The Bygone Age of the Written Contract

The age of the written contract is drawing to a close, it seems to me. There was a time, not so long ago either, when the written contract was solid gold. You entered into an agreement with absolute confidence that all agreed clauses would be adhered to, because you had troubled to sign something to that effect, in the presence of a lawyer.

Now, such contracts are solid only until one or both parties violate the conditions contained within the agreement, and then you learn the document is not, in fact worth the paper it is written on.

It leads you to wonder why we are all still signing such contracts. Indeed, why are we paying lawyers to draw up such expensive documentation which contains no authority of protection for either party?

Some time ago I took a great deal of trouble to research which tenancy agreement would best serve my interests when I agreed to rent a cottage I owned to a professional couple. We all dutifully trotted off and signed the contract and paid Mr Solicitor a sizeable fee for handling the documentation.

Six months down the line, the lady loses her job, her husband leaves her without paying the rent and I am left with a dependent tenant. I could not ask her to leave because she now found herself pregnant and I was advised the courts would frown upon my evicting an expectant mother.

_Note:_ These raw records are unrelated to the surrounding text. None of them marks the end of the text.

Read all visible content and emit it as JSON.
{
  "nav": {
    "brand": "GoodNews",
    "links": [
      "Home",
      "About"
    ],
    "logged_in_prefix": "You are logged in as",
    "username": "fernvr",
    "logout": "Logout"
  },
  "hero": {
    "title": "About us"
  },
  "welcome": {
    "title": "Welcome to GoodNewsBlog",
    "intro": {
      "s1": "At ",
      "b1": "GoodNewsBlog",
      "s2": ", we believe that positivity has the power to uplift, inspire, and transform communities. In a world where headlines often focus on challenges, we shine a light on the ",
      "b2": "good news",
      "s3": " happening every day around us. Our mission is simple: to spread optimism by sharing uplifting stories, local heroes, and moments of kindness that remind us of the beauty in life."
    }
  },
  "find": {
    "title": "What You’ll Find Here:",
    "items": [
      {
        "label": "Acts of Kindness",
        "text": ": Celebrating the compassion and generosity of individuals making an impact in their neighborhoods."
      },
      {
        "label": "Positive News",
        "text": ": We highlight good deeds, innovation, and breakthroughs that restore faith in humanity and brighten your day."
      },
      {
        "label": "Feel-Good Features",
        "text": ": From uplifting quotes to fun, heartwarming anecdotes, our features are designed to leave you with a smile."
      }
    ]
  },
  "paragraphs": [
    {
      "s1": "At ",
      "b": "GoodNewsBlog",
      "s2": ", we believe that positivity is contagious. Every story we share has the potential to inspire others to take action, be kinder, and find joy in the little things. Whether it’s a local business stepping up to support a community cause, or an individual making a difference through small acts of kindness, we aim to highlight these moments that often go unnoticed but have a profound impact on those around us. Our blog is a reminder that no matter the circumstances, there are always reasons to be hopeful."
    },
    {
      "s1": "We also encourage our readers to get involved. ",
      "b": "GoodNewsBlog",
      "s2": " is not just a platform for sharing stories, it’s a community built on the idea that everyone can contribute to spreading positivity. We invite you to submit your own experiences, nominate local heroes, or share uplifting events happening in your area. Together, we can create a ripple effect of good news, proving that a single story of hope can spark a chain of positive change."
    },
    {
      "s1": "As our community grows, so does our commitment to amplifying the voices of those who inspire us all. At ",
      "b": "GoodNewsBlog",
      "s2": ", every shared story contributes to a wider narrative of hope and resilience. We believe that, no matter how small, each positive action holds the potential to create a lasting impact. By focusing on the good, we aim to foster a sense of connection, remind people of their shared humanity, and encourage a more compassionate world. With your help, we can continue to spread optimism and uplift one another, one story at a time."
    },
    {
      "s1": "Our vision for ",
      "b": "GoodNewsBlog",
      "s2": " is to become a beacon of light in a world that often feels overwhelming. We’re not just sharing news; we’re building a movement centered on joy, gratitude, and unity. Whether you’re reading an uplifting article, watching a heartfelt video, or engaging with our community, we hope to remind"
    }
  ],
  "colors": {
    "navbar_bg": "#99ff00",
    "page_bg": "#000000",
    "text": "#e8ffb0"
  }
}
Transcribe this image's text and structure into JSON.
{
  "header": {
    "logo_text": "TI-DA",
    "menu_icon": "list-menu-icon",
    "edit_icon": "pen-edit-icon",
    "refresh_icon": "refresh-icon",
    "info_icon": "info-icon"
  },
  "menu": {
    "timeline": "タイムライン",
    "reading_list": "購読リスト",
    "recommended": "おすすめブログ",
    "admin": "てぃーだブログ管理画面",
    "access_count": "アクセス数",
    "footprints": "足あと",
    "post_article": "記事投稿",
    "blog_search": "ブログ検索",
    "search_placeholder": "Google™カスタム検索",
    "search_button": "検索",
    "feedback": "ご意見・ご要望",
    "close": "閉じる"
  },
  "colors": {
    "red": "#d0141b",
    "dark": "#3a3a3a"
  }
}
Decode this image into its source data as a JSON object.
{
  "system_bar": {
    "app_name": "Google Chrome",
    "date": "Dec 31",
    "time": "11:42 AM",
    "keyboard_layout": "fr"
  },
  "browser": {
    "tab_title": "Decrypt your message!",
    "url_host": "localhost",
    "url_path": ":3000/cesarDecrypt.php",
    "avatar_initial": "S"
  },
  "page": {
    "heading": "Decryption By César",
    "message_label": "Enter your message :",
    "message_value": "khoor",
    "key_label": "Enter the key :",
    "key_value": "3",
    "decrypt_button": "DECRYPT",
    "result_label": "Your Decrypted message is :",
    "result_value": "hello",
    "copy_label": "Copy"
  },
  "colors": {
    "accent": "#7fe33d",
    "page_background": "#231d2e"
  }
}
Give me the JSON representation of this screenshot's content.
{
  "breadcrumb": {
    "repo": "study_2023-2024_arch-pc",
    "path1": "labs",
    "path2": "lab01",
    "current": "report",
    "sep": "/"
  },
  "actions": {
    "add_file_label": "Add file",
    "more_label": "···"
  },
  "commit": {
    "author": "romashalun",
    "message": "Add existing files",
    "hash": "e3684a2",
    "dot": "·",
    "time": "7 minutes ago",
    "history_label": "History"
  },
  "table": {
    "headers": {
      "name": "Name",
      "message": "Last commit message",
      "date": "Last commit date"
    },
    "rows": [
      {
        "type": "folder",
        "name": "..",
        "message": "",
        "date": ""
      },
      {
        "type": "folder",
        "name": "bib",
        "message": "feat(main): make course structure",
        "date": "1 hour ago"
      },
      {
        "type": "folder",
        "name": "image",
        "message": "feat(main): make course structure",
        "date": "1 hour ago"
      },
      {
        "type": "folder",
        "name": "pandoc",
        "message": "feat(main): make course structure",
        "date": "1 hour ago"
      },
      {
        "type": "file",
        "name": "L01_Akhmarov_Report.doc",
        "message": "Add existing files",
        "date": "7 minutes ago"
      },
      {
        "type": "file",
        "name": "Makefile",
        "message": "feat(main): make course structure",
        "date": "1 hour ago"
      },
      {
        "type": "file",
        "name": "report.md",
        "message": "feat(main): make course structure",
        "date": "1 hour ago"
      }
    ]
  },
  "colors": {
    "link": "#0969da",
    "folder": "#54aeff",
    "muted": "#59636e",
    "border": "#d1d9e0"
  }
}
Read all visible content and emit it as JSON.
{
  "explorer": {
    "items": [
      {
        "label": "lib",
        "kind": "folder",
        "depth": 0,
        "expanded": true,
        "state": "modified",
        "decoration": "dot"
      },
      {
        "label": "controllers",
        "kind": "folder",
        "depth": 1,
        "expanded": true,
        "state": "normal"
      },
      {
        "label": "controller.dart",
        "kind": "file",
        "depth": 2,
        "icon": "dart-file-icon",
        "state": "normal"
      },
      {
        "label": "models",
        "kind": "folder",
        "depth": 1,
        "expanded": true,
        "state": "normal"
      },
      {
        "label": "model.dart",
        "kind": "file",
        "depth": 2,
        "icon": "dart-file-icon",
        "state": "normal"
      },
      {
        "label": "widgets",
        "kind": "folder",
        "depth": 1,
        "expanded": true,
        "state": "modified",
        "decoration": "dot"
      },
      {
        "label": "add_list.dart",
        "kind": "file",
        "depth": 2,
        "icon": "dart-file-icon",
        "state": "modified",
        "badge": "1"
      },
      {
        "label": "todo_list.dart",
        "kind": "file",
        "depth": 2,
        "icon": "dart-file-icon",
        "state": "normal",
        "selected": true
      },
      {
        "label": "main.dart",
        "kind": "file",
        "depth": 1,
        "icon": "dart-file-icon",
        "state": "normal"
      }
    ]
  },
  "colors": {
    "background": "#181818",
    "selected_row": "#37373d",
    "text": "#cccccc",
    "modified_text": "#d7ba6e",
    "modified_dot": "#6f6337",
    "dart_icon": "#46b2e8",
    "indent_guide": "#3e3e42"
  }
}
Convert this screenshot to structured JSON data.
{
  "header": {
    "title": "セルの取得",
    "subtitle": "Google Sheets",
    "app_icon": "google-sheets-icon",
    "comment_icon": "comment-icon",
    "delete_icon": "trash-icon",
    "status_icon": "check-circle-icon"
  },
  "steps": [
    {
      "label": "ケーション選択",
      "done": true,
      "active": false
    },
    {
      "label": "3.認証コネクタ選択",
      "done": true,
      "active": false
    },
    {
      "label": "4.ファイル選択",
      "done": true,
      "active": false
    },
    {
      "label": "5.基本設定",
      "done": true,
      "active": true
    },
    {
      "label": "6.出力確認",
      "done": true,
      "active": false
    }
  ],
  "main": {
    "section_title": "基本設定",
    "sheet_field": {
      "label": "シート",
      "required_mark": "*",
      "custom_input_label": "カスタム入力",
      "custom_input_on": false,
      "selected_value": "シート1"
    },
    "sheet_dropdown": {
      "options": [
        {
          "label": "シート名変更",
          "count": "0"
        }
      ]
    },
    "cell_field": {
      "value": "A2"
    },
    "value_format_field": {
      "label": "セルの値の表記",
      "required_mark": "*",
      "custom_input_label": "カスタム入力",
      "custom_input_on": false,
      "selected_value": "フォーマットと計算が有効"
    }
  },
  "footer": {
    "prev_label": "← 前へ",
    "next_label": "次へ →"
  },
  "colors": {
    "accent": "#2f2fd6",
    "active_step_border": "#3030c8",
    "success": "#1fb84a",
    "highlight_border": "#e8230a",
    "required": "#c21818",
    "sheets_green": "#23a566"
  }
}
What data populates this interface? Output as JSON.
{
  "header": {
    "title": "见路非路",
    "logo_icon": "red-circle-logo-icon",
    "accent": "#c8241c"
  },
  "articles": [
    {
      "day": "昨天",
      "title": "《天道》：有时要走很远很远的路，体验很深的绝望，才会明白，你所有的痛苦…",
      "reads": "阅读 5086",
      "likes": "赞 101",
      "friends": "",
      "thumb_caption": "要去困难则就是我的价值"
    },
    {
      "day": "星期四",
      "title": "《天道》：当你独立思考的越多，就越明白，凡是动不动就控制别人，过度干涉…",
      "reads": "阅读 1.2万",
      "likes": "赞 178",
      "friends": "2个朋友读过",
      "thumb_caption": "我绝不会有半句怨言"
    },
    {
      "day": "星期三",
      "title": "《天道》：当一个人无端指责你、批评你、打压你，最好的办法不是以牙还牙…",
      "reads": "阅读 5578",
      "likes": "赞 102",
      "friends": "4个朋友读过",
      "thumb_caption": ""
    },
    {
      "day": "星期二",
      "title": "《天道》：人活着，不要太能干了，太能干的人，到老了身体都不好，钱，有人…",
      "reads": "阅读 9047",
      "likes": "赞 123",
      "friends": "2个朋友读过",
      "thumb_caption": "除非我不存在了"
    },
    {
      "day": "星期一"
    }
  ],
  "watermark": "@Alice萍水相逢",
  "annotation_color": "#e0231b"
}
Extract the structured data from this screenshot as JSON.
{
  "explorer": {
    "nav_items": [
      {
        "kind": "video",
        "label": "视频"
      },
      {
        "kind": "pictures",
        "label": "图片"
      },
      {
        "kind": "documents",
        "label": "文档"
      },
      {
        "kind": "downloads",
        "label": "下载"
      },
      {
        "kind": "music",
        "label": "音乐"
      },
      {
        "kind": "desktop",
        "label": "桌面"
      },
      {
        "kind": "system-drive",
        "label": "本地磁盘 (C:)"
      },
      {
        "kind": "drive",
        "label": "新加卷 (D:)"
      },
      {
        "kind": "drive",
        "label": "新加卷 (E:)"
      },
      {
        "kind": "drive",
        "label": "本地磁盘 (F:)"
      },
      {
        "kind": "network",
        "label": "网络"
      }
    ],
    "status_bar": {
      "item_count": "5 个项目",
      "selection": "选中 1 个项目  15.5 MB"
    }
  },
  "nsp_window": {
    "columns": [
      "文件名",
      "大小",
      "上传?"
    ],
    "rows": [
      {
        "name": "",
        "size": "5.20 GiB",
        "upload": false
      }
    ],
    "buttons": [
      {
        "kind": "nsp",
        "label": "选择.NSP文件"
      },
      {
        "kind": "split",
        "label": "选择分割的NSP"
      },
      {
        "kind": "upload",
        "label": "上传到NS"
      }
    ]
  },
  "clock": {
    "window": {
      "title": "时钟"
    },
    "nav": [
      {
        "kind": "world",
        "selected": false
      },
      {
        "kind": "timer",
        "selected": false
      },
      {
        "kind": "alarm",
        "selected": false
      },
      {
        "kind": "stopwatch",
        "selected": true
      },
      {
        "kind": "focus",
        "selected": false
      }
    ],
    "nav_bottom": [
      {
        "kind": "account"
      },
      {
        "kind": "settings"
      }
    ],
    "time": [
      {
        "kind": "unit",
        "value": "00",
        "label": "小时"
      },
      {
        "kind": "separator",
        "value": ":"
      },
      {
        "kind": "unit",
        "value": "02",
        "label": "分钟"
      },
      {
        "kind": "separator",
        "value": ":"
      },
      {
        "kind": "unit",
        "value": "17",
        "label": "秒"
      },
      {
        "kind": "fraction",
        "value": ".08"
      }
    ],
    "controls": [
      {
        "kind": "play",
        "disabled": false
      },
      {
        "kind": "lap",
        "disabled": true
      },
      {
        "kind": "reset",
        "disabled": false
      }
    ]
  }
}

Two years later I finally got rid of her, having had to suffer her living in my house rent free for the entire period. She left the house riddled with vermin and looking as if a family of rats had chewed the nicotine-stained wallpaper. The kitchen was so disgustingly filthy half the appliances had to be disposed of, the rest were broken.

The contract the lady had signed, undertaking to pay the rent on time and to keep the property in good repair, was worthless. I was unable to afford a barrister to sue her through the courts, but had I attempted to bring her to justice, she would have received the services of a barrister free of charge via the benefit system.

I was advised by my solicitor to be grateful to receive my property back with all the walls still standing. The matter took two years to get to court because the courts were so overcrowded and at least the woman had finally agreed to vacate the premises.

I have little respect for written contracts, having experienced first hand the ineffectual protection such documents afford, although I will usually agree to sign something provided I am not expected to support a fee if the terms are reasonable.

Leave A Reply

Your email address will not be published.